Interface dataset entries
◇ ◇ ◇ ◇

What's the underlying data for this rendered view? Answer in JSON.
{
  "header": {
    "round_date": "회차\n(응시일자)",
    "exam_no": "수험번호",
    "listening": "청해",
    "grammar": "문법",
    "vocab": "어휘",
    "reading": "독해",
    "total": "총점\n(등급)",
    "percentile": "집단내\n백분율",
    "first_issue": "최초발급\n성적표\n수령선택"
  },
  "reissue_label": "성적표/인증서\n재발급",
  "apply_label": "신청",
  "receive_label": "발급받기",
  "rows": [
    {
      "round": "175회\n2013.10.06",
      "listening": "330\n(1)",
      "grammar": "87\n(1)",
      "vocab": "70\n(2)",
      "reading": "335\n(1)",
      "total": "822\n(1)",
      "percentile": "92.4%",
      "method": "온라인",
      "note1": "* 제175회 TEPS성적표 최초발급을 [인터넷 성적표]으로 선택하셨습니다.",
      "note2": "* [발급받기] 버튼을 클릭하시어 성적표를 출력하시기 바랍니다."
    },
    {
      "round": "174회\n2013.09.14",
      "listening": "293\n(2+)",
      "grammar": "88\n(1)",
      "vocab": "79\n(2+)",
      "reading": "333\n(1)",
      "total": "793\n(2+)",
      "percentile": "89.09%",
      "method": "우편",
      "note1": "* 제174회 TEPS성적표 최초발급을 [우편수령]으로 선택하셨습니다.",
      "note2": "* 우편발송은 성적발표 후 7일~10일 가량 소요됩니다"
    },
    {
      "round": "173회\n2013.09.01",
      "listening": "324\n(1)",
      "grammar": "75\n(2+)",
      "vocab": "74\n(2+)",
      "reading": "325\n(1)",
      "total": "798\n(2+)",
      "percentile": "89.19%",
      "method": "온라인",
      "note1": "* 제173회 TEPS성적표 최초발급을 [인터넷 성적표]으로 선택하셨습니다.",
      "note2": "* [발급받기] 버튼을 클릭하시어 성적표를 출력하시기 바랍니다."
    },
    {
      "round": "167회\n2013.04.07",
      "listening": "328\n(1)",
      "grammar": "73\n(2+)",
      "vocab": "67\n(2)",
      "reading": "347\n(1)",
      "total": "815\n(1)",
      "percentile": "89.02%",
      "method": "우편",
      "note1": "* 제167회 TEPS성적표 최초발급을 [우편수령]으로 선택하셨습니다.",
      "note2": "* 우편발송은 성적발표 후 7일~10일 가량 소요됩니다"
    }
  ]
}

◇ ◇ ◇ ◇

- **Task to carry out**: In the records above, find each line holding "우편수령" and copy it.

- **Finished exercise**:
      "note1": "* 제174회 TEPS성적표 최초발급을 [우편수령]으로 선택하셨습니다.",
      "note1": "* 제167회 TEPS성적표 최초발급을 [우편수령]으로 선택하셨습니다.",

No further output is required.